Task details = Images do not belong in the copy; retype the rest of the entries below exactly.

Source data:
════

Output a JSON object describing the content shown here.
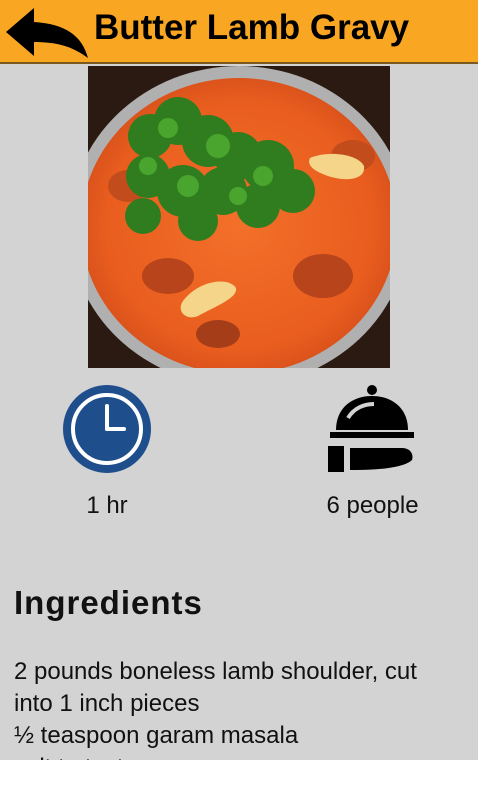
{
  "header": {
    "title": "Butter Lamb Gravy",
    "back_icon": "back-arrow-icon"
  },
  "recipe": {
    "image_alt": "butter lamb gravy dish photo",
    "time_icon": "clock-icon",
    "time_label": "1 hr",
    "servings_icon": "serving-cloche-icon",
    "servings_label": "6 people"
  },
  "ingredients": {
    "heading": "Ingredients",
    "items": [
      "2 pounds boneless lamb shoulder, cut",
      "into 1 inch pieces",
      "½ teaspoon garam masala",
      "salt to taste"
    ]
  },
  "colors": {
    "header_bg": "#f9a623",
    "content_bg": "#d3d3d3",
    "clock_blue": "#1f4e8c"
  }
}
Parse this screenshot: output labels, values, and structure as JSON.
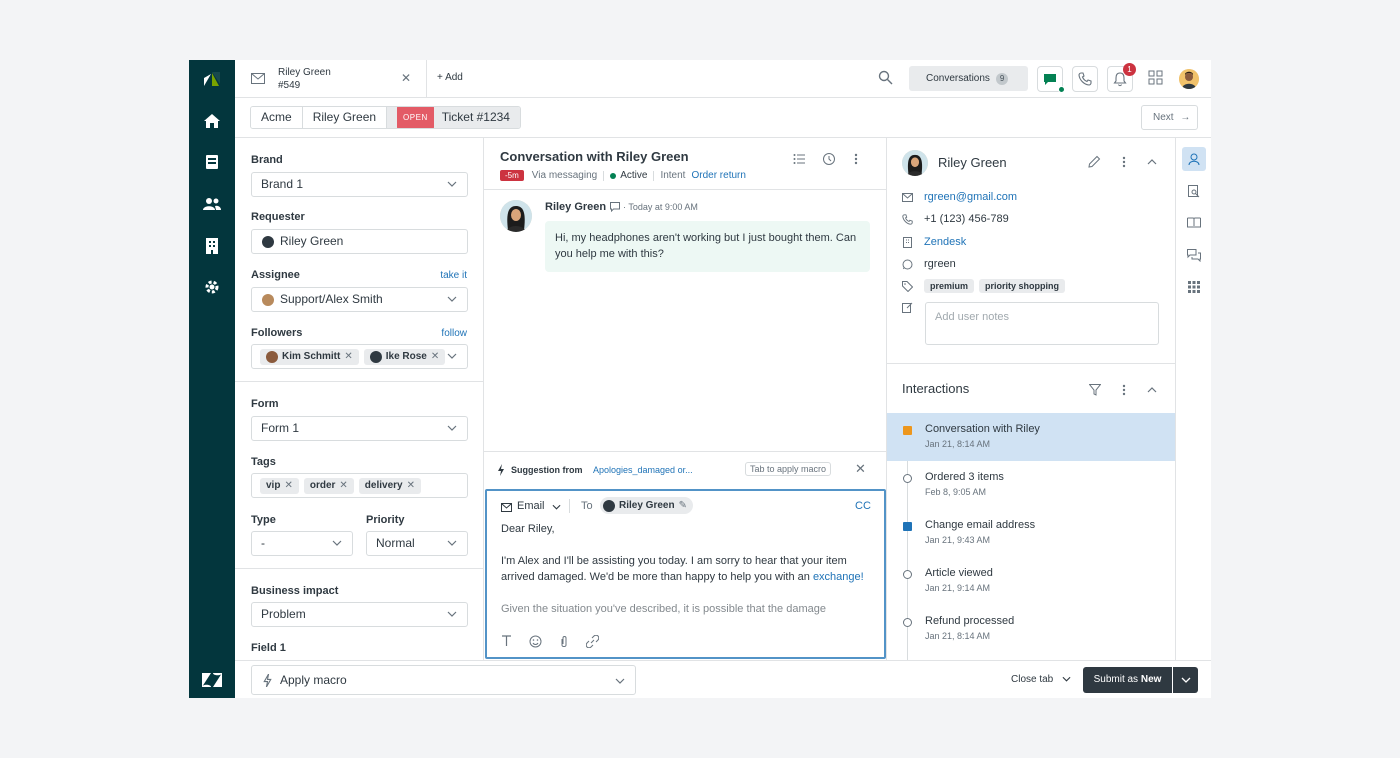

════

Result =
Output a JSON object describing the content shown here.
{
  "header": {
    "title": "Butter Lamb Gravy",
    "back_icon": "back-arrow-icon"
  },
  "recipe": {
    "image_alt": "butter lamb gravy dish photo",
    "time_icon": "clock-icon",
    "time_label": "1 hr",
    "servings_icon": "serving-cloche-icon",
    "servings_label": "6 people"
  },
  "ingredients": {
    "heading": "Ingredients",
    "items": [
      "2 pounds boneless lamb shoulder, cut",
      "into 1 inch pieces",
      "½ teaspoon garam masala",
      "salt to taste"
    ]
  },
  "colors": {
    "header_bg": "#f9a623",
    "content_bg": "#d3d3d3",
    "clock_blue": "#1f4e8c"
  }
}
Parse this screenshot: output labels, values, and structure as JSON.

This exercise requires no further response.